Because simulations showed that less than 1% of the MSR power is adequate for the HMSR, no more than 50 MW of average DT fusion power is needed for a 5 GWth HMSR if all fusion neutrons are absorbed in the molten salt.
A hybrid molten salt reactor includes a source of energetic neutrons, the energetic neutrons having a typical energy per neutron of 14 MeV or greater, a critical molten salt reactor, and a molten salt comprising a dissolved mixture of fissile actinides and fertile actinides. The molten salt circulates in a loop through the reactor vessel and around the source of energetic neutrons. The fissile actinides and fertile actinides sustain an exothermic nuclear reaction in which the actinides are irradiated by the energetic neutrons, the energetic neutrons inducing subcritical nuclear fission, and undergo critical nuclear fission when circulating through the critical molten salt reactor. A portion of the daughter neutrons generated by nuclear reactions are captured by the fertile actinides in the molten salt and induce transmutation of the fertile actinides into fissile actinides and sustain critical fission chain reactions in the molten salt reactor.
The proposed Fission-Fusion Hybrid Molten Salt Reactor (FFHMSR), combining two subsystems, a deuterium + tritium (DT) fusion reactor surrounded by a neutron-absorbing Fusion Blanket (FB) and a critical Molten Salt fission Reactor (MSR). The molten salt, which contains dissolved actinides, circulates at a high rate between them.
As envisioned the MSR exhibits the large Conversion Ratio of graphite moderated reactors having small fissile and large fertile inventories. DT fusion neutrons irradiating actinides in the molten salt release additional neutrons which increase isotope conversion and fission. Actinide fuel is continually added while fission products are continually removed so the system's operation never requires refueling interruptions. The choice of molten salt as a eutectic mixture of the fluorides of lithium, sodium, and actinide fuel is explained by eliminating other options.
Molten Salt Reactors (MSRs) form a class of novel nuclear fission reactors which in the past have been operated experimentally. The MSR class of designs has been adopted internationally as one of the Generation IV reactor design families to be developed for possible future use, and there is substantial technical research interest in MSR's within the international nuclear engineering community.
Ever since fission breeder design difficulties, costs and constraints were recognized in the 1950s, there have been efforts to find alternative approaches to harvesting fission energy from the more abundant non-fissile but fissionable actinides.
Two pathways for using fissionable actinide isotopes
1. Provide an external source of sufficiently energetic neutrons to induce the fissions without any chain reaction.
2. Transmute the fissionable isotopes into fissile isotopes.
Unlike accelerator driven systems, net energetics need not be an issue in a FFH since fusion releases its own nuclear energy. Proposed FFH schemes can be classified according to whether their fusion fuel feeds are DD or DT. If the proposed fusion system uses a feedstock of deuterium only, then half of its resulting DD fusion reactions would produce 2.45 MeV neutrons. These do not carry enough energy for pathway one but are adequate for pathway two. The other half of the DD reactions would produce 1.01 MeV tritons which, if confined in the plasma, would

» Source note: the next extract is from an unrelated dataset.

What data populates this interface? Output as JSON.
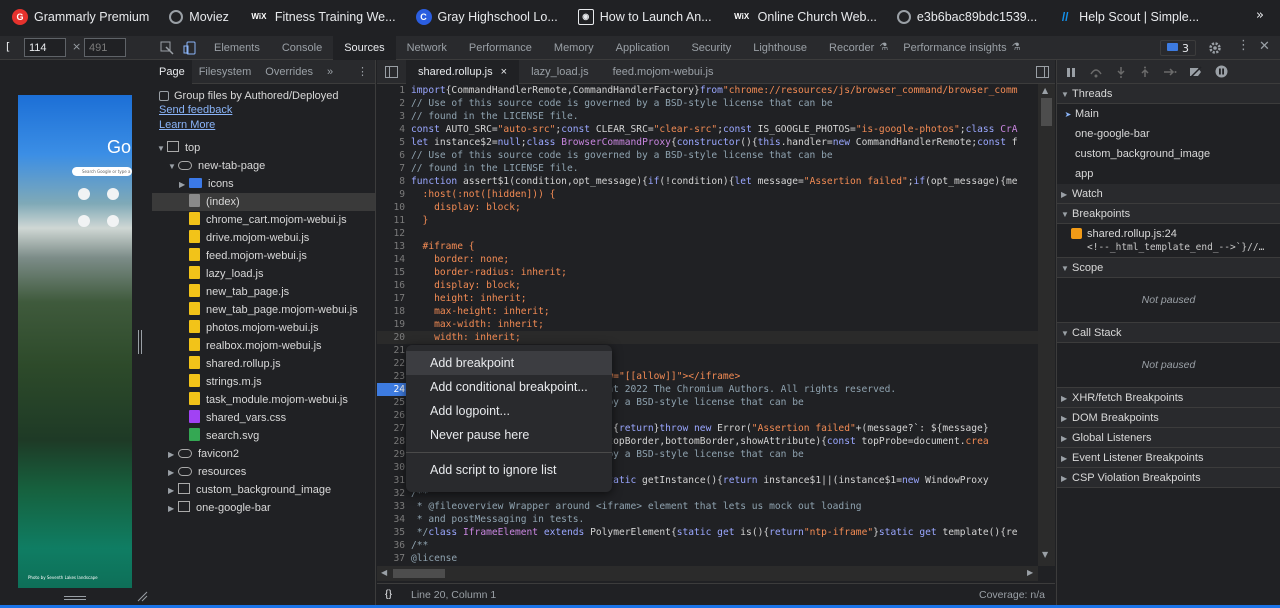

fuse with deuterons to yield 14.1 MeV neutrons adequate for pathway one. In this scheme the fusion system is self-supporting since it only exports neutrons and is fueled by natural deuterium. However, the neutron yield is weak compared with the DT case.

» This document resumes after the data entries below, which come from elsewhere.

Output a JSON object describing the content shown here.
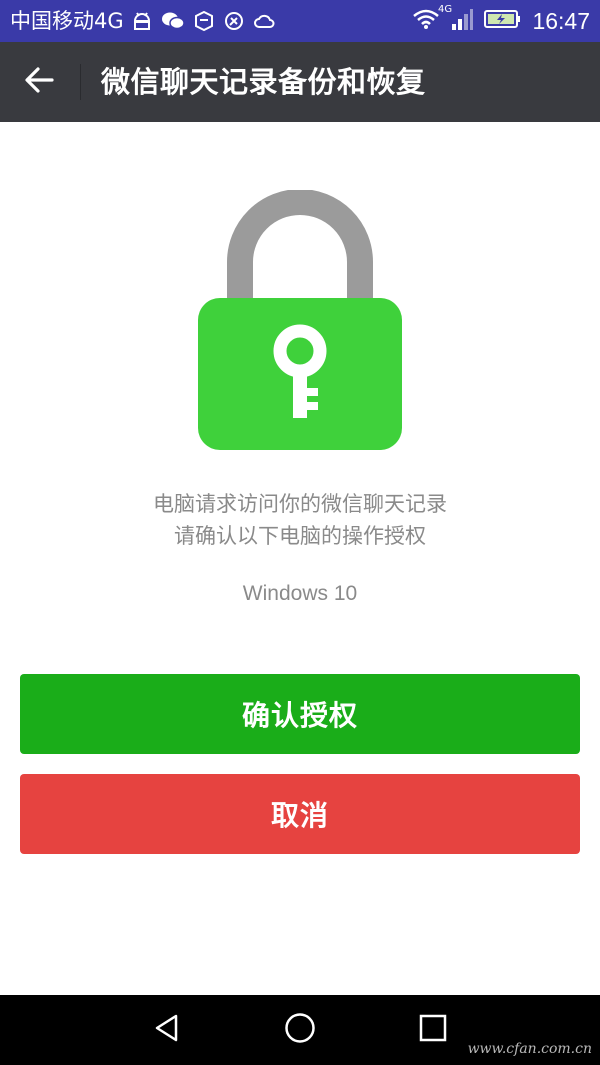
{
  "status_bar": {
    "carrier": "中国移动4G",
    "network_label": "4G",
    "time": "16:47",
    "icons": [
      "android-icon",
      "wechat-icon",
      "box-icon",
      "compass-icon",
      "weather-icon",
      "wifi-icon",
      "signal-icon",
      "battery-charging-icon"
    ]
  },
  "header": {
    "back_icon": "arrow-left-icon",
    "title": "微信聊天记录备份和恢复"
  },
  "lock": {
    "icon": "padlock-key-icon",
    "colors": {
      "shackle": "#9b9b9b",
      "body": "#3fd13b",
      "key": "#ffffff"
    }
  },
  "prompt": {
    "line1": "电脑请求访问你的微信聊天记录",
    "line2": "请确认以下电脑的操作授权"
  },
  "device_name": "Windows 10",
  "buttons": {
    "confirm": "确认授权",
    "cancel": "取消"
  },
  "colors": {
    "status_bar": "#3a3aa8",
    "title_bar": "#393a3f",
    "confirm": "#1aad19",
    "cancel": "#e64340"
  },
  "watermark": "www.cfan.com.cn"
}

If instead the fusion uses a 50/50 DT feedstock of deuterium and tritium, then almost all neutrons produced will be 14.1 MeV neutrons adequate for pathway one.

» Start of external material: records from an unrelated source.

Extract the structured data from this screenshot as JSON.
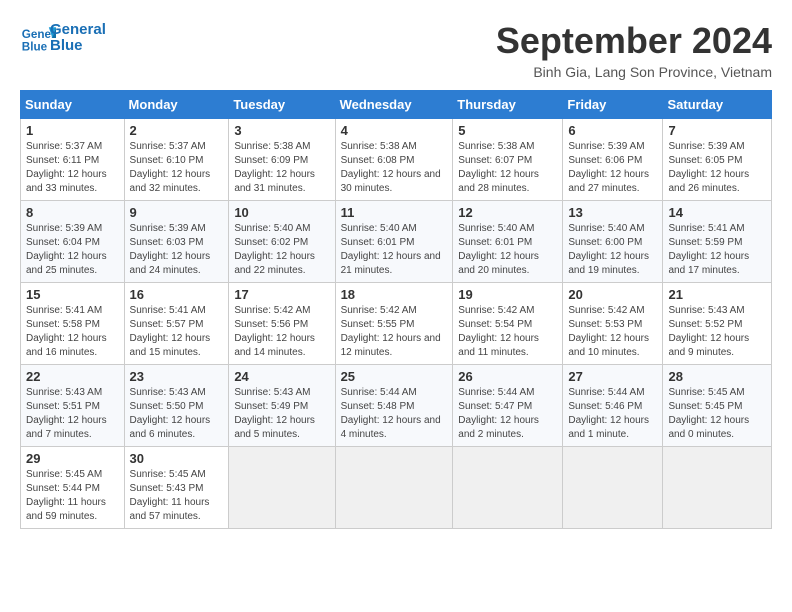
{
  "header": {
    "logo_line1": "General",
    "logo_line2": "Blue",
    "month_title": "September 2024",
    "location": "Binh Gia, Lang Son Province, Vietnam"
  },
  "days_of_week": [
    "Sunday",
    "Monday",
    "Tuesday",
    "Wednesday",
    "Thursday",
    "Friday",
    "Saturday"
  ],
  "weeks": [
    [
      {
        "day": "1",
        "sunrise": "5:37 AM",
        "sunset": "6:11 PM",
        "daylight": "12 hours and 33 minutes."
      },
      {
        "day": "2",
        "sunrise": "5:37 AM",
        "sunset": "6:10 PM",
        "daylight": "12 hours and 32 minutes."
      },
      {
        "day": "3",
        "sunrise": "5:38 AM",
        "sunset": "6:09 PM",
        "daylight": "12 hours and 31 minutes."
      },
      {
        "day": "4",
        "sunrise": "5:38 AM",
        "sunset": "6:08 PM",
        "daylight": "12 hours and 30 minutes."
      },
      {
        "day": "5",
        "sunrise": "5:38 AM",
        "sunset": "6:07 PM",
        "daylight": "12 hours and 28 minutes."
      },
      {
        "day": "6",
        "sunrise": "5:39 AM",
        "sunset": "6:06 PM",
        "daylight": "12 hours and 27 minutes."
      },
      {
        "day": "7",
        "sunrise": "5:39 AM",
        "sunset": "6:05 PM",
        "daylight": "12 hours and 26 minutes."
      }
    ],
    [
      {
        "day": "8",
        "sunrise": "5:39 AM",
        "sunset": "6:04 PM",
        "daylight": "12 hours and 25 minutes."
      },
      {
        "day": "9",
        "sunrise": "5:39 AM",
        "sunset": "6:03 PM",
        "daylight": "12 hours and 24 minutes."
      },
      {
        "day": "10",
        "sunrise": "5:40 AM",
        "sunset": "6:02 PM",
        "daylight": "12 hours and 22 minutes."
      },
      {
        "day": "11",
        "sunrise": "5:40 AM",
        "sunset": "6:01 PM",
        "daylight": "12 hours and 21 minutes."
      },
      {
        "day": "12",
        "sunrise": "5:40 AM",
        "sunset": "6:01 PM",
        "daylight": "12 hours and 20 minutes."
      },
      {
        "day": "13",
        "sunrise": "5:40 AM",
        "sunset": "6:00 PM",
        "daylight": "12 hours and 19 minutes."
      },
      {
        "day": "14",
        "sunrise": "5:41 AM",
        "sunset": "5:59 PM",
        "daylight": "12 hours and 17 minutes."
      }
    ],
    [
      {
        "day": "15",
        "sunrise": "5:41 AM",
        "sunset": "5:58 PM",
        "daylight": "12 hours and 16 minutes."
      },
      {
        "day": "16",
        "sunrise": "5:41 AM",
        "sunset": "5:57 PM",
        "daylight": "12 hours and 15 minutes."
      },
      {
        "day": "17",
        "sunrise": "5:42 AM",
        "sunset": "5:56 PM",
        "daylight": "12 hours and 14 minutes."
      },
      {
        "day": "18",
        "sunrise": "5:42 AM",
        "sunset": "5:55 PM",
        "daylight": "12 hours and 12 minutes."
      },
      {
        "day": "19",
        "sunrise": "5:42 AM",
        "sunset": "5:54 PM",
        "daylight": "12 hours and 11 minutes."
      },
      {
        "day": "20",
        "sunrise": "5:42 AM",
        "sunset": "5:53 PM",
        "daylight": "12 hours and 10 minutes."
      },
      {
        "day": "21",
        "sunrise": "5:43 AM",
        "sunset": "5:52 PM",
        "daylight": "12 hours and 9 minutes."
      }
    ],
    [
      {
        "day": "22",
        "sunrise": "5:43 AM",
        "sunset": "5:51 PM",
        "daylight": "12 hours and 7 minutes."
      },
      {
        "day": "23",
        "sunrise": "5:43 AM",
        "sunset": "5:50 PM",
        "daylight": "12 hours and 6 minutes."
      },
      {
        "day": "24",
        "sunrise": "5:43 AM",
        "sunset": "5:49 PM",
        "daylight": "12 hours and 5 minutes."
      },
      {
        "day": "25",
        "sunrise": "5:44 AM",
        "sunset": "5:48 PM",
        "daylight": "12 hours and 4 minutes."
      },
      {
        "day": "26",
        "sunrise": "5:44 AM",
        "sunset": "5:47 PM",
        "daylight": "12 hours and 2 minutes."
      },
      {
        "day": "27",
        "sunrise": "5:44 AM",
        "sunset": "5:46 PM",
        "daylight": "12 hours and 1 minute."
      },
      {
        "day": "28",
        "sunrise": "5:45 AM",
        "sunset": "5:45 PM",
        "daylight": "12 hours and 0 minutes."
      }
    ],
    [
      {
        "day": "29",
        "sunrise": "5:45 AM",
        "sunset": "5:44 PM",
        "daylight": "11 hours and 59 minutes."
      },
      {
        "day": "30",
        "sunrise": "5:45 AM",
        "sunset": "5:43 PM",
        "daylight": "11 hours and 57 minutes."
      },
      null,
      null,
      null,
      null,
      null
    ]
  ]
}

Ralph Moir has been instrumental in the development of FFH design concepts.
The HMSR can completely consume all supplied actinides using uranium, SNF or thorium fuels, an the steady fission to energetic neutron power ratio is sufficiently large for the neutron source to be less than 1% of total plant power.
HMSR has novel synergistic design features are combined to reduce device size and to simplify maintenance, thus limiting costs. After further development of this conceptual energetic neutron source design, it may be feasible to deploy fusion-fission HMSR systems in the near-term using fusion energy gain factors that have already been demonstrated, without waiting for additional pure fusion research progress.